    I was playing around with a bit rate calculator last night, the little app that helps you pick the highest bit-rate your movies run time will allow for on DVD, what I found kind of floored me.

    No matter how I adjusted the calc I couldn’t figure out how on earth a high bit-rate MPEG2 encode on a long movie, extra features AND lossless audio tracks could fit on either the 25GB or 50GB discs, MPEG2 just isn’t efficient enough.

    I just don’t see MPEG2 full length movies, lossless audio tracks and even the most minimal set of extra features fitting on these discs, that is unless the bit-rate is scaled back significantly, is that what everyone wants? HD-lite?

    Now the upcoming Warner Blu-ray titles may very well be AVC or VC-1 encodes, but that still leaves the Sony titles, (the titles everyone points to as part of their studio advantage) I’ve seen zero indication that these titles will use advanced video codecs any time soon, if ever.

  • JaxJD2B

    “I’ve been doing demonstrations now for over a year, of what MPEG2 looks like versus VC-1 and in all cases in audiences I do it for; no one misses the differences between MPEG2 and VC-1”

    This is absolutely true. I saw Joe at Samsung’s booth at INFOCOMM in Orlando last month, and he had a number of different programs on a HTPC in different resolutions. We looked at both codecs, and the difference between VC-1 and MPEG2 was VERY readily perceivable.

  • JaxJD2B

    “I’ve been doing demonstrations now for over a year, of what MPEG2 looks like versus VC-1 and in all cases in audiences I do it for; no one misses the differences between MPEG2 and VC-1”

    This is absolutely true. I saw Joe at Samsung’s booth at INFOCOMM in Orlando last month, and he had a number of different programs on a HTPC in different resolutions. We looked at both codecs, and the difference between VC-1 and MPEG2 was VERY readily perceivable.

  • Robert N. Bryant

    I agree, but once Sony masters the 50 GB dual layer discs they will be able to use a high enough data transfer/bit rate to where the video quality will be just as good as HD-DVD.

  • Robert N. Bryant

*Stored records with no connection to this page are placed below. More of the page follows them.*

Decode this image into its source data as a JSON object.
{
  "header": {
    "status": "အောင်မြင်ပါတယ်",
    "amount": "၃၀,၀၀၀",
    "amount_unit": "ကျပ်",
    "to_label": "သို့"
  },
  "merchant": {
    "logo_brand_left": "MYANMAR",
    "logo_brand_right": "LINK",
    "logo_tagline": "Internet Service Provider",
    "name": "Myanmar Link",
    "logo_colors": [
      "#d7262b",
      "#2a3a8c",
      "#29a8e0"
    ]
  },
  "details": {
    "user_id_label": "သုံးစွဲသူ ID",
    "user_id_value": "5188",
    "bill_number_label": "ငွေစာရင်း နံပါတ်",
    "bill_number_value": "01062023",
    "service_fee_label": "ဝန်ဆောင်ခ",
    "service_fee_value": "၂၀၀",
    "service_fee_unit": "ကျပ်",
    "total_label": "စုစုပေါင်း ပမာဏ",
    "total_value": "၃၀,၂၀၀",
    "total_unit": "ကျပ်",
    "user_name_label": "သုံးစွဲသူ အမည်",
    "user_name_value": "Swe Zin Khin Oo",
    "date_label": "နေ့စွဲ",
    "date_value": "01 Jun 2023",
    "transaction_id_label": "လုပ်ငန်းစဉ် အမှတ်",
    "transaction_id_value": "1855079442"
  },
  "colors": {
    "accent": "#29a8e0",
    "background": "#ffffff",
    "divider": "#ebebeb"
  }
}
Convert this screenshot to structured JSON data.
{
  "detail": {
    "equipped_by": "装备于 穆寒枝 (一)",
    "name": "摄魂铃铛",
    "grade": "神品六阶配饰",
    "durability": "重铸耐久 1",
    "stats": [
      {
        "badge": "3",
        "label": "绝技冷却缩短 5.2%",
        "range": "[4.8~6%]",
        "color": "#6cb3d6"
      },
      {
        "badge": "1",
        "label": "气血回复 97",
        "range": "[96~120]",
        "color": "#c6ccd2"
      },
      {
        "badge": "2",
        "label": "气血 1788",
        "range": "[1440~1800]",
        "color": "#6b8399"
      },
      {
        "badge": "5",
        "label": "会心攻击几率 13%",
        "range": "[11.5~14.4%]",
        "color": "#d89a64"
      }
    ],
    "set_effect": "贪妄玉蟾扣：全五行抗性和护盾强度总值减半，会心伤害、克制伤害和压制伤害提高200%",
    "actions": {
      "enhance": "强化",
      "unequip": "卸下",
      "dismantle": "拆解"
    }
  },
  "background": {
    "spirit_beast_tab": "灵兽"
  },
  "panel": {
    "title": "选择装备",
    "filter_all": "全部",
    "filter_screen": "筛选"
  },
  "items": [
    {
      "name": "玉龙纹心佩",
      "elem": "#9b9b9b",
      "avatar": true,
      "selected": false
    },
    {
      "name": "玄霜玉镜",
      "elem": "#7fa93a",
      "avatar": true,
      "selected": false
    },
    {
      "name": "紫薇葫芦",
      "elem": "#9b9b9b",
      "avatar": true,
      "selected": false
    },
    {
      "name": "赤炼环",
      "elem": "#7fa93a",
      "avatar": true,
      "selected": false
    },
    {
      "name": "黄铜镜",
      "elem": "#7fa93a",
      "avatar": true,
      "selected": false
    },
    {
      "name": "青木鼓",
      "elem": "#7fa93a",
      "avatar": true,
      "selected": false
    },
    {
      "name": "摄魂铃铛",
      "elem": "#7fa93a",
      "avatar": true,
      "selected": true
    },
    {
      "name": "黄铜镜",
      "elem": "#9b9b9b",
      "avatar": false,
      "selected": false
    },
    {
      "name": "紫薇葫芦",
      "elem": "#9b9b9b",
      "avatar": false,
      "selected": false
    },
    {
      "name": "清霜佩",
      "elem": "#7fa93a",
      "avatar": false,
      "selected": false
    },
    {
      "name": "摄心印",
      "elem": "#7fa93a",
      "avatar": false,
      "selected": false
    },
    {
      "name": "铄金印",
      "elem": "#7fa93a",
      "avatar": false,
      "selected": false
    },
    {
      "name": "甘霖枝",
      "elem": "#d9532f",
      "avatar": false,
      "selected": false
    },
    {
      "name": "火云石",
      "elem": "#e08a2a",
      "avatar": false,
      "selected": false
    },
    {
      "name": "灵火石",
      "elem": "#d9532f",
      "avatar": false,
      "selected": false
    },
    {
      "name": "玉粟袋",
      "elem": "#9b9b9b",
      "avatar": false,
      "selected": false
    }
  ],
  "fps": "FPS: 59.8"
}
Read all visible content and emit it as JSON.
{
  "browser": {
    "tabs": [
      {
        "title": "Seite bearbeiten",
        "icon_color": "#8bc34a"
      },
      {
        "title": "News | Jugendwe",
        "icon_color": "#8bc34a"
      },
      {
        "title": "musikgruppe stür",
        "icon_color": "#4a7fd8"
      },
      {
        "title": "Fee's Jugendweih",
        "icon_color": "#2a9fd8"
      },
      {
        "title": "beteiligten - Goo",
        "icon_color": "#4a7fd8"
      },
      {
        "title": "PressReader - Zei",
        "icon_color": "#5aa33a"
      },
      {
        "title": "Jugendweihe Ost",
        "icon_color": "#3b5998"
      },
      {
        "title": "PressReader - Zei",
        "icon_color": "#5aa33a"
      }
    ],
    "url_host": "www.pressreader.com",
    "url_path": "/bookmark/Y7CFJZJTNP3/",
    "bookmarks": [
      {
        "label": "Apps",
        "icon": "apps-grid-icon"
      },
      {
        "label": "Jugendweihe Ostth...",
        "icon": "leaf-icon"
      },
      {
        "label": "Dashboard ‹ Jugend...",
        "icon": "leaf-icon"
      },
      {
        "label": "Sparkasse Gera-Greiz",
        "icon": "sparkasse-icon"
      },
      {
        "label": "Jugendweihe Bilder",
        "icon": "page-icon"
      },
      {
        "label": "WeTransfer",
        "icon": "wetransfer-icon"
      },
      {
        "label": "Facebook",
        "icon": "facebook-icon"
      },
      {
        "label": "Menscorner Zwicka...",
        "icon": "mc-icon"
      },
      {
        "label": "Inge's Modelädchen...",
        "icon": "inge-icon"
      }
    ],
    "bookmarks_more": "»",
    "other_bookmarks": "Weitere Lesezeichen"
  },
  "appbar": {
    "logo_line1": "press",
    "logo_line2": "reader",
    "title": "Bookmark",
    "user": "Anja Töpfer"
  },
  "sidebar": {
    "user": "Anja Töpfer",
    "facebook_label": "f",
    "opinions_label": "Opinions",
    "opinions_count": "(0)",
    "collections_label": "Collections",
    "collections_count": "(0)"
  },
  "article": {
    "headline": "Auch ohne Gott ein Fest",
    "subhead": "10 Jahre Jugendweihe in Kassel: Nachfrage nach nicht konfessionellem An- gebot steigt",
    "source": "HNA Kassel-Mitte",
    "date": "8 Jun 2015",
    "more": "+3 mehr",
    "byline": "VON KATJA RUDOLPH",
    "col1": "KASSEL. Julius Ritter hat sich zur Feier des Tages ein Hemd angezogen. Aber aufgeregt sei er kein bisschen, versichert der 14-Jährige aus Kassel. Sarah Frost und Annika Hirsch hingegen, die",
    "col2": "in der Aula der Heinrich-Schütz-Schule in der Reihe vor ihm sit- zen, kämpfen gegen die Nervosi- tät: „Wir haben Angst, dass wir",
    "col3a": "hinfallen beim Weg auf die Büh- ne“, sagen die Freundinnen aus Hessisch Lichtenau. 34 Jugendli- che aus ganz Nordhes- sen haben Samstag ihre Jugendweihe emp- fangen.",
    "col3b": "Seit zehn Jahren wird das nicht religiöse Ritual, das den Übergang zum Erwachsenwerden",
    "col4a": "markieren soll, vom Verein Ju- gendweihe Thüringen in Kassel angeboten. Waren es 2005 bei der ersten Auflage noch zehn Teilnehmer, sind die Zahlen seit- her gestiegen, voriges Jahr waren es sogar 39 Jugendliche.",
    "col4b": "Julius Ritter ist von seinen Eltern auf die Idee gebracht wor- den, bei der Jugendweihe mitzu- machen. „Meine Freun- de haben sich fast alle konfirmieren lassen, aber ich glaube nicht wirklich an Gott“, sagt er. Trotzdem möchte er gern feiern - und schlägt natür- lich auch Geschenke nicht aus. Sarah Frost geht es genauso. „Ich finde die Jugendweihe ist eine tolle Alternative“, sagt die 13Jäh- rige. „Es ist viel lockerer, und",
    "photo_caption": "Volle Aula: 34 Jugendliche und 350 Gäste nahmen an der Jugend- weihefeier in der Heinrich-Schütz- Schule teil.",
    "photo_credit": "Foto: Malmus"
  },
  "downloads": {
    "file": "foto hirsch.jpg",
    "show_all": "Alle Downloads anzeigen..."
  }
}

    I agree, but once Sony masters the 50 GB dual layer discs they will be able to use a high enough data transfer/bit rate to where the video quality will be just as good as HD-DVD.